Your answer should consist of the lines in the following data that contain "size".

### Material for the task
=-=-=
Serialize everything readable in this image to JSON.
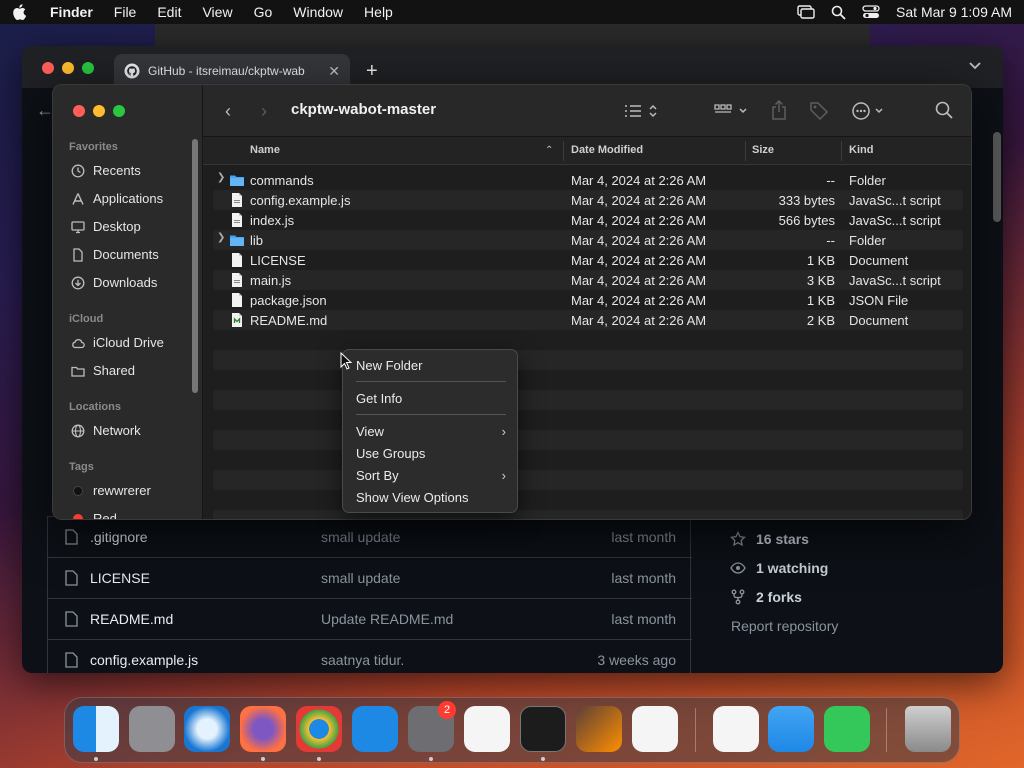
{
  "menubar": {
    "app_name": "Finder",
    "menus": [
      "File",
      "Edit",
      "View",
      "Go",
      "Window",
      "Help"
    ],
    "clock": "Sat Mar 9  1:09 AM"
  },
  "browser": {
    "tab_title": "GitHub - itsreimau/ckptw-wab",
    "github_files": [
      {
        "name": ".gitignore",
        "commit": "small update",
        "when": "last month"
      },
      {
        "name": "LICENSE",
        "commit": "small update",
        "when": "last month"
      },
      {
        "name": "README.md",
        "commit": "Update README.md",
        "when": "last month"
      },
      {
        "name": "config.example.js",
        "commit": "saatnya tidur.",
        "when": "3 weeks ago"
      }
    ],
    "sidebar_stats": {
      "stars": "16 stars",
      "watching": "1 watching",
      "forks": "2 forks",
      "report": "Report repository"
    }
  },
  "finder": {
    "title": "ckptw-wabot-master",
    "sidebar": {
      "favorites_label": "Favorites",
      "favorites": [
        "Recents",
        "Applications",
        "Desktop",
        "Documents",
        "Downloads"
      ],
      "icloud_label": "iCloud",
      "icloud": [
        "iCloud Drive",
        "Shared"
      ],
      "locations_label": "Locations",
      "locations": [
        "Network"
      ],
      "tags_label": "Tags",
      "tags": [
        {
          "name": "rewwrerer",
          "color": "#111111"
        },
        {
          "name": "Red",
          "color": "#ff3b30"
        }
      ]
    },
    "columns": {
      "name": "Name",
      "date": "Date Modified",
      "size": "Size",
      "kind": "Kind"
    },
    "files": [
      {
        "name": "commands",
        "type": "folder",
        "date": "Mar 4, 2024 at 2:26 AM",
        "size": "--",
        "kind": "Folder"
      },
      {
        "name": "config.example.js",
        "type": "file",
        "date": "Mar 4, 2024 at 2:26 AM",
        "size": "333 bytes",
        "kind": "JavaSc...t script"
      },
      {
        "name": "index.js",
        "type": "file",
        "date": "Mar 4, 2024 at 2:26 AM",
        "size": "566 bytes",
        "kind": "JavaSc...t script"
      },
      {
        "name": "lib",
        "type": "folder",
        "date": "Mar 4, 2024 at 2:26 AM",
        "size": "--",
        "kind": "Folder"
      },
      {
        "name": "LICENSE",
        "type": "file",
        "date": "Mar 4, 2024 at 2:26 AM",
        "size": "1 KB",
        "kind": "Document"
      },
      {
        "name": "main.js",
        "type": "file",
        "date": "Mar 4, 2024 at 2:26 AM",
        "size": "3 KB",
        "kind": "JavaSc...t script"
      },
      {
        "name": "package.json",
        "type": "file",
        "date": "Mar 4, 2024 at 2:26 AM",
        "size": "1 KB",
        "kind": "JSON File"
      },
      {
        "name": "README.md",
        "type": "md",
        "date": "Mar 4, 2024 at 2:26 AM",
        "size": "2 KB",
        "kind": "Document"
      }
    ]
  },
  "context_menu": {
    "new_folder": "New Folder",
    "get_info": "Get Info",
    "view": "View",
    "use_groups": "Use Groups",
    "sort_by": "Sort By",
    "show_view_options": "Show View Options"
  },
  "dock": {
    "settings_badge": "2",
    "apps": [
      "finder-icon",
      "launchpad-icon",
      "safari-icon",
      "firefox-icon",
      "chrome-icon",
      "app-store-icon",
      "system-settings-icon",
      "textedit-icon",
      "terminal-icon",
      "garageband-icon",
      "vscode-icon",
      "visual-studio-icon",
      "weather-icon",
      "facetime-icon",
      "trash-icon"
    ]
  }
}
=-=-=
### Answer space
      "size": "Size",
        "size": "--",
        "size": "333 bytes",
        "size": "566 bytes",
        "size": "--",
        "size": "1 KB",
        "size": "3 KB",
        "size": "1 KB",
        "size": "2 KB",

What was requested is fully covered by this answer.